◆ Task brief ◆
In the copy you make of the entries, no picture should appear, and every word must match.

◆ Data ◆
↓↓↓

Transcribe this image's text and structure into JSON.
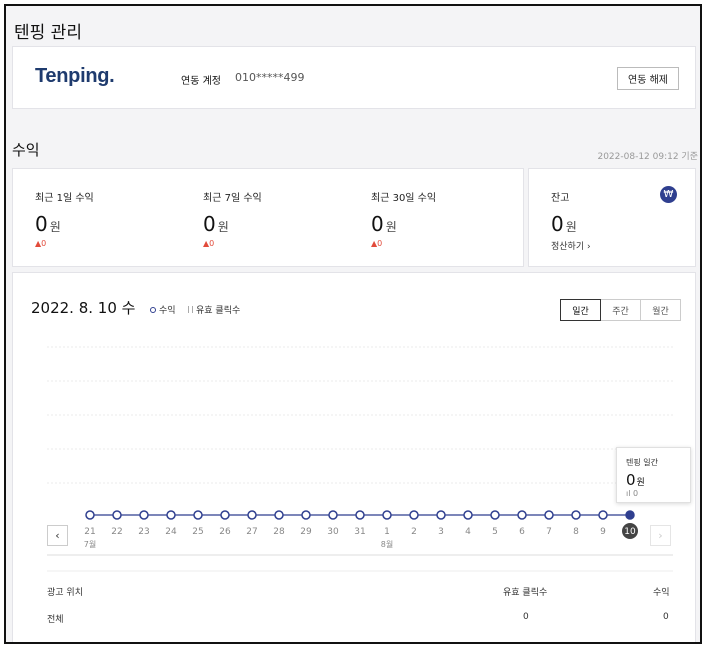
{
  "page": {
    "title": "텐핑 관리"
  },
  "account": {
    "logo": "Tenping.",
    "label": "연동 계정",
    "value": "010*****499",
    "unlink_label": "연동 해제"
  },
  "revenue": {
    "section_title": "수익",
    "as_of": "2022-08-12 09:12 기준",
    "stats": [
      {
        "label": "최근 1일 수익",
        "value": "0",
        "unit": "원",
        "delta": "▲0"
      },
      {
        "label": "최근 7일 수익",
        "value": "0",
        "unit": "원",
        "delta": "▲0"
      },
      {
        "label": "최근 30일 수익",
        "value": "0",
        "unit": "원",
        "delta": "▲0"
      }
    ],
    "balance": {
      "label": "잔고",
      "value": "0",
      "unit": "원",
      "icon": "won-icon",
      "icon_glyph": "₩",
      "settle_label": "정산하기 ›"
    }
  },
  "chart_panel": {
    "date": "2022. 8. 10 수",
    "legend": {
      "revenue": "수익",
      "clicks": "유효 클릭수"
    },
    "tabs": [
      "일간",
      "주간",
      "월간"
    ],
    "active_tab": 0,
    "tooltip": {
      "title": "텐핑 일간",
      "value": "0",
      "unit": "원",
      "clicks": "0"
    },
    "prev_icon": "‹",
    "next_icon": "›",
    "accent": "#2f3f8f"
  },
  "chart_data": {
    "type": "line",
    "x": [
      "21",
      "22",
      "23",
      "24",
      "25",
      "26",
      "27",
      "28",
      "29",
      "30",
      "31",
      "1",
      "2",
      "3",
      "4",
      "5",
      "6",
      "7",
      "8",
      "9",
      "10"
    ],
    "month_labels": [
      {
        "at": "21",
        "label": "7월"
      },
      {
        "at": "1",
        "label": "8월"
      }
    ],
    "series": [
      {
        "name": "수익",
        "values": [
          0,
          0,
          0,
          0,
          0,
          0,
          0,
          0,
          0,
          0,
          0,
          0,
          0,
          0,
          0,
          0,
          0,
          0,
          0,
          0,
          0
        ]
      }
    ],
    "selected": "10",
    "grid": true
  },
  "table": {
    "headers": [
      "광고 위치",
      "유효 클릭수",
      "수익"
    ],
    "rows": [
      [
        "전체",
        "0",
        "0"
      ]
    ]
  }
}
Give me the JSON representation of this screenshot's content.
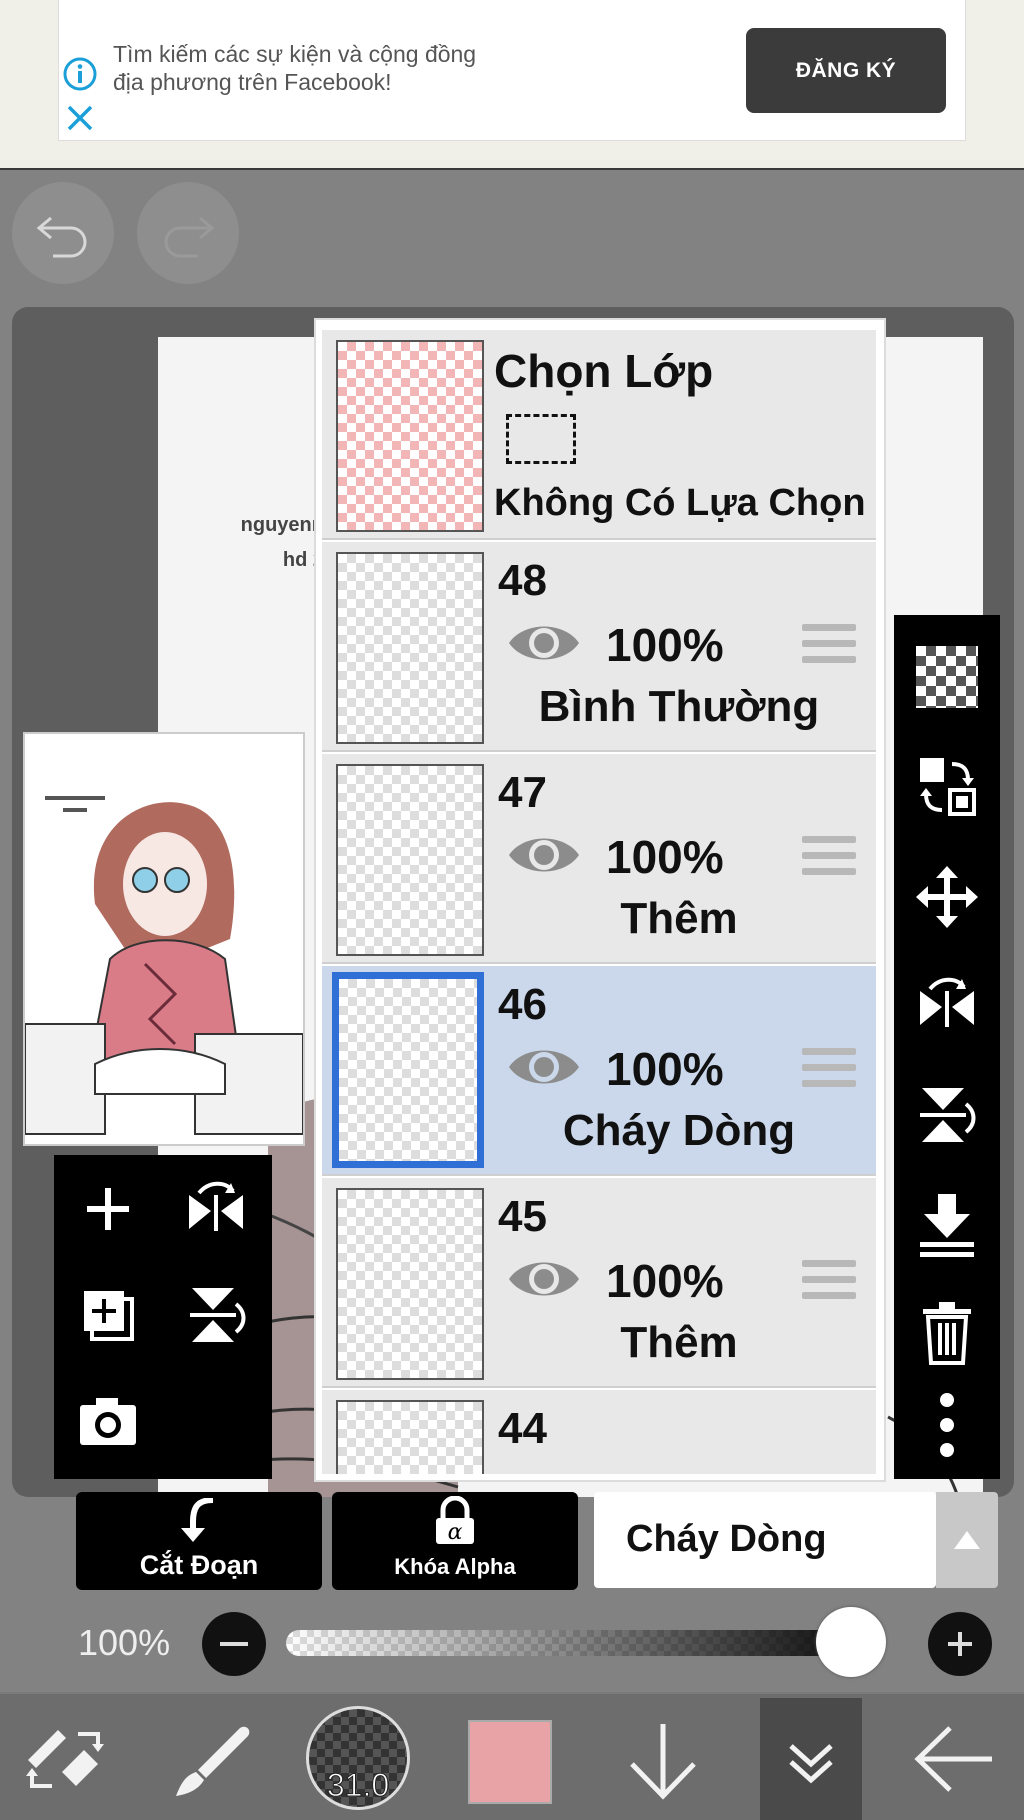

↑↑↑

◆ Output below ◆
Transcribe this image's text and structure into JSON.
{
  "page": {
    "title": "텐핑 관리"
  },
  "account": {
    "logo": "Tenping.",
    "label": "연동 계정",
    "value": "010*****499",
    "unlink_label": "연동 해제"
  },
  "revenue": {
    "section_title": "수익",
    "as_of": "2022-08-12 09:12 기준",
    "stats": [
      {
        "label": "최근 1일 수익",
        "value": "0",
        "unit": "원",
        "delta": "▲0"
      },
      {
        "label": "최근 7일 수익",
        "value": "0",
        "unit": "원",
        "delta": "▲0"
      },
      {
        "label": "최근 30일 수익",
        "value": "0",
        "unit": "원",
        "delta": "▲0"
      }
    ],
    "balance": {
      "label": "잔고",
      "value": "0",
      "unit": "원",
      "icon": "won-icon",
      "icon_glyph": "₩",
      "settle_label": "정산하기 ›"
    }
  },
  "chart_panel": {
    "date": "2022. 8. 10 수",
    "legend": {
      "revenue": "수익",
      "clicks": "유효 클릭수"
    },
    "tabs": [
      "일간",
      "주간",
      "월간"
    ],
    "active_tab": 0,
    "tooltip": {
      "title": "텐핑 일간",
      "value": "0",
      "unit": "원",
      "clicks": "0"
    },
    "prev_icon": "‹",
    "next_icon": "›",
    "accent": "#2f3f8f"
  },
  "chart_data": {
    "type": "line",
    "x": [
      "21",
      "22",
      "23",
      "24",
      "25",
      "26",
      "27",
      "28",
      "29",
      "30",
      "31",
      "1",
      "2",
      "3",
      "4",
      "5",
      "6",
      "7",
      "8",
      "9",
      "10"
    ],
    "month_labels": [
      {
        "at": "21",
        "label": "7월"
      },
      {
        "at": "1",
        "label": "8월"
      }
    ],
    "series": [
      {
        "name": "수익",
        "values": [
          0,
          0,
          0,
          0,
          0,
          0,
          0,
          0,
          0,
          0,
          0,
          0,
          0,
          0,
          0,
          0,
          0,
          0,
          0,
          0,
          0
        ]
      }
    ],
    "selected": "10",
    "grid": true
  },
  "table": {
    "headers": [
      "광고 위치",
      "유효 클릭수",
      "수익"
    ],
    "rows": [
      [
        "전체",
        "0",
        "0"
      ]
    ]
  }
}
Give me the JSON representation of this screenshot's content.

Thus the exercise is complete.